Anderson answered nonetheless. “Well, yes. It was the promise I made to them…to Rebecca. That’s why I was so surprised when you accused me of killing him. I could never hurt my own son. I loved him so much. I was going to give him everything.” At Walter’s uncomprehending look, he said, “I was going to give him everything we owned. I changed all the papers regarding ownership of the company to reflect its new owner to be Jackson – that’s why I was going to travel down to Uyo today, to finalize everything.” His eyes filled up again and the tears began to fall. “It was agreed by me and the current CEO that when Jackson got married, we would sign over ownership of the company to him. So we started by offering him a job, which he was meant to start in a week’s time, and then he told me yesterday morning about his plans to propose to that Monica girl. It was all so perfect.

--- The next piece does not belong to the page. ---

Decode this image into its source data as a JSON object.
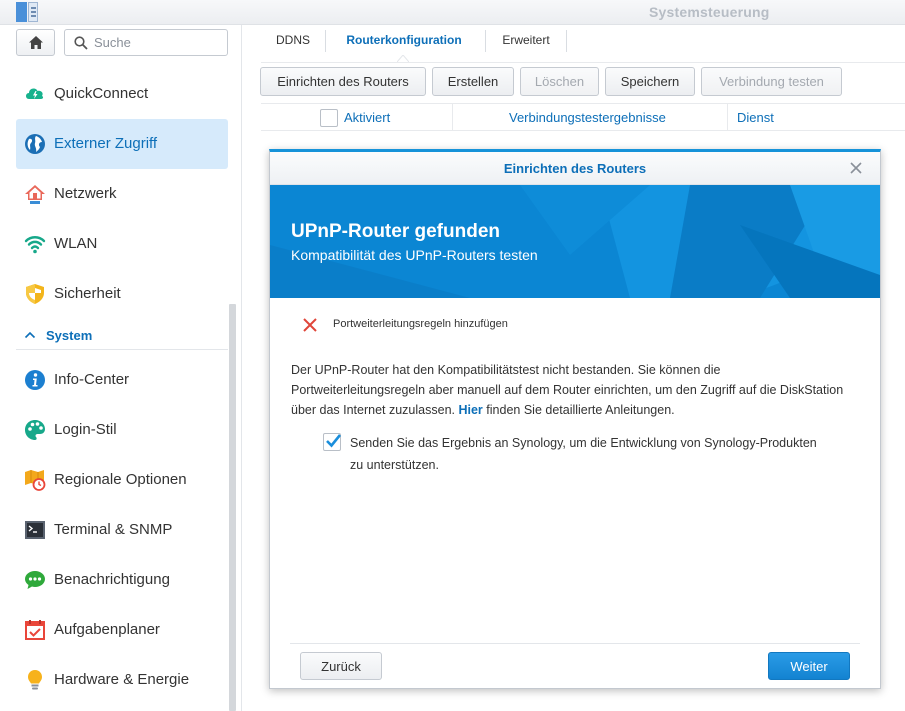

But in the end…I failed.”
The words broke a dam in his soul. He leaned forward, lowered his face into his hands and started to sob, hard wrenching sobs that shook his body. Walter got to his feet and put a hand on his shoulder. He said soothingly, “You can’t let yourself get overly stressed, sir. You need to get some rest.”
Moments passed before the elderly man calmed down and leaned back to lie on his bed. His features appeared saggy with the weight of his grief and the wrinkles on his face were more pronounced. The boisterous man lovingly attending to his golf equipment this morning was gone, broken, perhaps never to return.
Walter felt a connection to his misery, felt echoes of it well up inside him. He said huskily, “Thank you for telling me your story, sir. I’m really very sorry about your loss. Losing your friend, love and son can’t be easy. Remember that truth I talked about earlier? I promise you, sir, I will find it for you. I will find who did this to Jackson, and he or she or they will be made to pay.”
Anderson said nothing. He stared unseeingly up at the ceiling. Walter looked at the clock on the wall. The time was 11:35 pm. He was mildly startled by how much time had passed. His stomach suddenly growled and his eyes felt grainy. He turned to the man lying on the bed, feeling reluctant to leave him alone. But his exhaustion was crashing down on him like a deluge.
“Have a good night, sir,” he said.
Anderson said nothing still. Walter patted him one more time on the shoulder, gently, turned and walked out of the room. As his steps faded away in the corridor, Anderson finally closed his eyes. As he dozed off, he muttered, “My dear Becky, I’m sorry.” He sighed. “I’m sorry I failed you.” In a few minutes, he was asleep.
Chrome woke up with a jolt. The alarm clock he set had been buzzing for a while and he quickly pulled himself together. He reached out to the clock and shut off the alarm. He looked at the time. It was almost midnight. He rubbed the remainder of the sleep from his eyes and faced the monitor beside him. On the screen, the sequence of numbers that were running down had stopped and there was a pop-up window flashing at the base of the screen. It said DNA RETRIEVAL: COMPLETE. He clicked on the window and it expanded to show the results of the second stage. As he looked through, he came upon a something that sparked his interested.
“Hold on a second,” he said aloud to himself. The words resonated slightly in the quietness of the lab. “What do we have here?”
He punched a button on the keyboard in front of him and the printer that stood beside lab table whirred into life. In a matter of seconds, it had printed out what Chrome wanted to see. He snatched the printout and looked at it intently.
“That’s strange.” He began to read out a potion of the printout, “Two distinct DNA found within a sample.” He held on to the printout for a while and then put it down. He faced the monitor once more and punched in some keys on the keyboard, promptly initiating the third and final stage of the analysis. “Time to see who you both belong to.”